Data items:
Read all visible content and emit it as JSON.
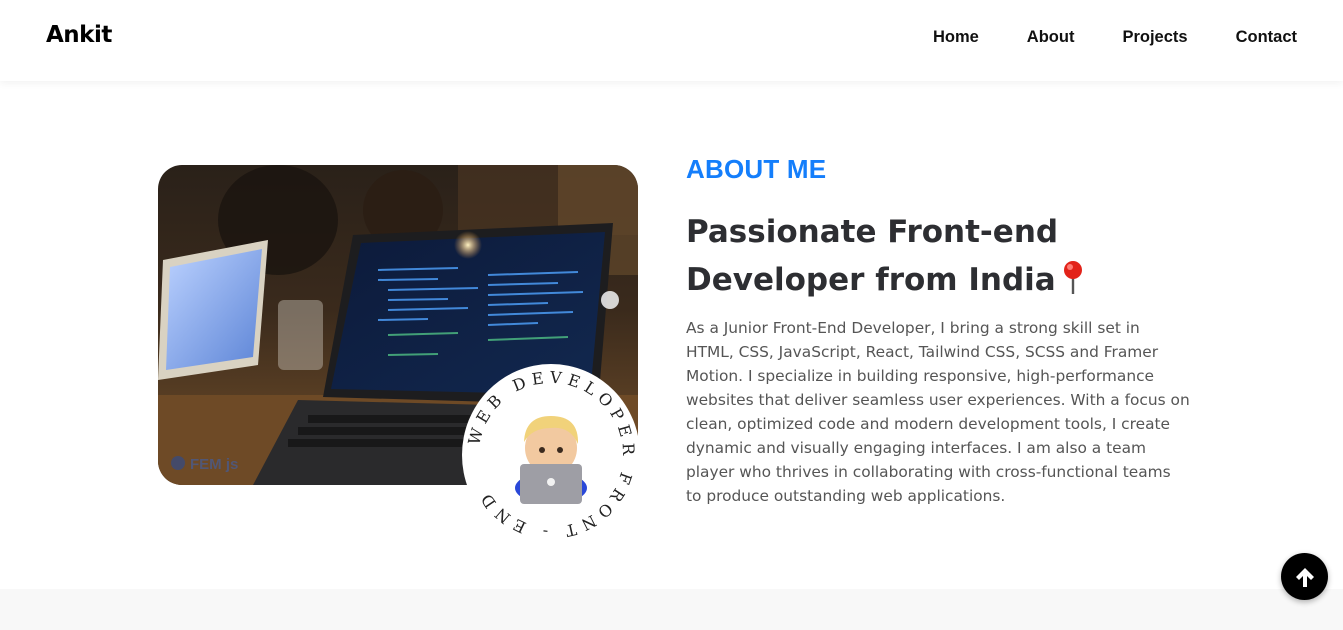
{
  "header": {
    "logo": "Ankit",
    "nav": [
      {
        "label": "Home"
      },
      {
        "label": "About"
      },
      {
        "label": "Projects"
      },
      {
        "label": "Contact"
      }
    ]
  },
  "about": {
    "section_label": "ABOUT ME",
    "headline": "Passionate Front-end Developer from India",
    "bio": "As a Junior Front-End Developer, I bring a strong skill set in HTML, CSS, JavaScript, React, Tailwind CSS, SCSS and Framer Motion. I specialize in building responsive, high-performance websites that deliver seamless user experiences. With a focus on clean, optimized code and modern development tools, I create dynamic and visually engaging interfaces. I am also a team player who thrives in collaborating with cross-functional teams to produce outstanding web applications.",
    "badge_text": "WEB DEVELOPER FRONT - END",
    "photo_watermark": "FEM js"
  },
  "colors": {
    "accent": "#147efb",
    "heading": "#2d2e32",
    "body_text": "#555555"
  },
  "icons": {
    "headline_icon": "round-pushpin-icon",
    "scroll_button_icon": "arrow-up-icon"
  }
}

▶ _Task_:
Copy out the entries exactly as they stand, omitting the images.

▶ _Solved problem_:
Read all visible content and emit it as JSON.
{
  "header": {
    "logo": "Ankit",
    "nav": [
      {
        "label": "Home"
      },
      {
        "label": "About"
      },
      {
        "label": "Projects"
      },
      {
        "label": "Contact"
      }
    ]
  },
  "about": {
    "section_label": "ABOUT ME",
    "headline": "Passionate Front-end Developer from India",
    "bio": "As a Junior Front-End Developer, I bring a strong skill set in HTML, CSS, JavaScript, React, Tailwind CSS, SCSS and Framer Motion. I specialize in building responsive, high-performance websites that deliver seamless user experiences. With a focus on clean, optimized code and modern development tools, I create dynamic and visually engaging interfaces. I am also a team player who thrives in collaborating with cross-functional teams to produce outstanding web applications.",
    "badge_text": "WEB DEVELOPER FRONT - END",
    "photo_watermark": "FEM js"
  },
  "colors": {
    "accent": "#147efb",
    "heading": "#2d2e32",
    "body_text": "#555555"
  },
  "icons": {
    "headline_icon": "round-pushpin-icon",
    "scroll_button_icon": "arrow-up-icon"
  }
}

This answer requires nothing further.